This year I lost another hour of my life. I suffered the switch to daylight saving time twice: The first time early March in Seattle in the USA, the second time the past weekend in Germany. Windows has come a long way to adjust to these changes automatically, other devices I own aren't as smart, unfortunately. But that's a different story.
On NTFS, the standard file format for Windows these days, all file time stamps are stored in UTC time. UTC means Universal Time Coordinates and is a modern way of saying Greenwich Mean Time. That is, if people save their files all around the world within the same 100 nanoseconds, the time stamp for these files is identical. The time zone doesn't have any impact at all on the value that is stored.

Applications that determine time stamps usually do not work on the raw UTC time structure. Instead they rely on an operating system function to convert the UTC time stamp with its wierd format into a regular time structure based on the local system time. During your day to day work this behavior is what you expect.

Strange things happen, though, when you change the timezone offset, either by changing the timezone or by switching to or from daylight saving time. If you create a file at 9:00AM in January and look at it's creation time in April you'll see that it has been created at 10:00AM. The time that's 9:00 in the winter is 10:00 in the summer (spring forward, fall back).

The time stamp always reflects the absolute time, not the local time when you created a file. This allows Windows to precisely determine the time elapsed since the last modificiation. It also puts all files into creation order, even if you are a frequent traveller that changes time zones every day.

How does this relate to Visual FoxPro, after all?

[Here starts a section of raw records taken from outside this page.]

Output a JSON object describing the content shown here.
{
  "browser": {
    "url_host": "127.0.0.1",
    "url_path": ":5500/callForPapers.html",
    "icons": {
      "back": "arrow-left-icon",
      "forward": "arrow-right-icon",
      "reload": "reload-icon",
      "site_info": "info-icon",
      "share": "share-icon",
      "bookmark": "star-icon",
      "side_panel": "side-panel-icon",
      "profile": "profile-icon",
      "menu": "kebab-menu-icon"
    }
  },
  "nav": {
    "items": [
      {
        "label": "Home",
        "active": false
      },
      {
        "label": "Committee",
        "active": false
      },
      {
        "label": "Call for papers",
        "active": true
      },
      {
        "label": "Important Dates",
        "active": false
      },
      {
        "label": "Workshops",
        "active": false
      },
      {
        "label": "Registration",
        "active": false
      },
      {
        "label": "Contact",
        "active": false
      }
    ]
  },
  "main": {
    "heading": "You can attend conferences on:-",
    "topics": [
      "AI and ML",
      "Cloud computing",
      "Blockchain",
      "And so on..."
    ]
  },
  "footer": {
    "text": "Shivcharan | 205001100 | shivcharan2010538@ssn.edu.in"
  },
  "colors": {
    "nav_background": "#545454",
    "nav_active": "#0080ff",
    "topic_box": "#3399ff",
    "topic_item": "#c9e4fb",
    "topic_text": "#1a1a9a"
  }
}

Visual FoxPro optimizes the compile process and, by default, only compiles files that have been changed. A form or a class libary need to be recompiled when either the file itself has been edited, or when an associated included file has changed. The latter forces Visual FoxPro to keep track of when the include file has last changed.

While a sensible approach would have been to recompile whenever the include file is newer than the form or the class library, this is not the approach that FoxPro takes. Microsoft decided to use a more fail-proof way and includes the time stamp of all dependent header files in the VCX in a binary format. As you can guess this time is stored in the local time format.

So, twice a year the timezone offset changes and the include file suddenly has a different last modified date. Visual FoxPro, recognizing that the form isn't en par with the include file, decides to recompile the form.

Now you know why daylight saving time wastes hours of recompile time in Visual FoxPro projects all around the world... twice a year.